Based in New York, Polshek Partnerships has worked with many nonprofit cultural organizations. Recent projects include the renovation of Carnegie Hall, the New York Hall of Science, the expansion of the Brooklyn Museum of Art, and the creation of the Rose Center for Earth and Space at the American Museum of Natural History. This highly-respected firm will be responsible for designing the building and surrounding spaces.

“It is a privilege to work with the Utah Museum of Natural History whose values and mission are consonant with our convictions about architecture’s obligation to enrich the environment and people’s lives with meaningful public buildings and places,” said Todd Schliemann, the Polshek design partner who will be leading the project. “We are thrilled to be working with the Museum on its move to a new location and helping to connect this vibrant, and extremely important, institution with the Wasatch Front, the state, and the nation.”

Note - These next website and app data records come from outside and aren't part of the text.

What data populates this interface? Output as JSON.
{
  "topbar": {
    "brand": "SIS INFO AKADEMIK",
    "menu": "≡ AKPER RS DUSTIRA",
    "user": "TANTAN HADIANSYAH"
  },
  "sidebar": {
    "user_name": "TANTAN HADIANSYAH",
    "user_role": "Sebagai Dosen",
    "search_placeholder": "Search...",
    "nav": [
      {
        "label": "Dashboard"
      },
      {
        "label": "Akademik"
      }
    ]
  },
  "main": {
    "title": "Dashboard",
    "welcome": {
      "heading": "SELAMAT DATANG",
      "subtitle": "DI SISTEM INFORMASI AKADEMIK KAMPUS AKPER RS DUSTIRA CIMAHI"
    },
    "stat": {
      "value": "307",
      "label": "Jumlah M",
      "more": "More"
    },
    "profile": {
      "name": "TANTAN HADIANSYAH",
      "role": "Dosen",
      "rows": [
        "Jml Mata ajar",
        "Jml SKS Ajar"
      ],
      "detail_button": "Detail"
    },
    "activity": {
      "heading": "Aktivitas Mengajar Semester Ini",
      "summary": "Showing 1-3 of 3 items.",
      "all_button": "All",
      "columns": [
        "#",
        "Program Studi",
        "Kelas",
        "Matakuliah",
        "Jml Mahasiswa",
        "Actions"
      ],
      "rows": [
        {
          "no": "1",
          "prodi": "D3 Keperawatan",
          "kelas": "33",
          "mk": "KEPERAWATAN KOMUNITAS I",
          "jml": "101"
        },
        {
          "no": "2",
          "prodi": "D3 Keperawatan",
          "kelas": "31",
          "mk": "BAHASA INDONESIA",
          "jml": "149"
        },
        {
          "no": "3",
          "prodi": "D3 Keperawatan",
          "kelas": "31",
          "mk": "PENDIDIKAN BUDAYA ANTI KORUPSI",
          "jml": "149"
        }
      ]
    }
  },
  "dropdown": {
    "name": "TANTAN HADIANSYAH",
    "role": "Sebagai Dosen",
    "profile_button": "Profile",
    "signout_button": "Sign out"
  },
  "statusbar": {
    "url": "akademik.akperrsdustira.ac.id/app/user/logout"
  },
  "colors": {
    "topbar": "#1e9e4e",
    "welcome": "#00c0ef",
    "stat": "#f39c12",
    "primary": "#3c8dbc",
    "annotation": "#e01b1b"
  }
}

The local firm of GSBS also is nationally and locally known for its design excellence and its strong ability to manage large projects. Designated as the architect of record, GSBS will closely work with Polshek Partnerships to organize and manage the project and will provide technical continuity throughout the design phase of the project. GSBS is known for its work around the state including the Olympic Speed Skating Oval, the South Towne Exposition Center, the Conference Center for the Church of Jesus Christ of Latter-Day Saints, and the Big Water and Cannonville Visitor’s Centers for the new Grand Staircase-Escalante National Monument, among others.

Ralph Applebaum Associates was selected to design the exhibits. Applebaum Associates designed exhibit halls in the American Museum of Natural History and the National Holocaust Museum, has worked with Museum and community representatives to complete the conceptual exhibit plan and will now continue the work to design the exhibits for the new building. “What a really great museum does is to create health learning habits,” said Ralph Applebaum. “Museums help us discover what we wish to pass along to the next generation.”

With over two million objects, 95 percent of them are stored in the basement due to the lack of exhibit space. The new Museum will make it possible for more of these collections to be displayed, and subsequently interpreted by Museum scientists, making them and their information more available to the public. “It is these collections that hold the answers to understanding our past. It is these same collections that can offer us answers in making present environmental decisions that will affect future generations,” said Executive Director Sarah George. “In addition to more exhibit space, this new building will provide areas needed to prepare and conserve the objects, to properly store the artifacts, and space for researchers world-wide to study the collections and our state’s unique natural history,” said George.

The site of the new Utah Museum of Natural History, the state’s designated natural history museum, will be located at the eastern-edge of Research Park where the University has dedicated 17 acres to a new building. In addition, the University has set aside over 600 acres above the site as a conservation easement. Both actions are described by Museum management as significant commitments to the community, the project, and the natural landscape. The Museum plans to break ground in 2006, with opening set for 2008.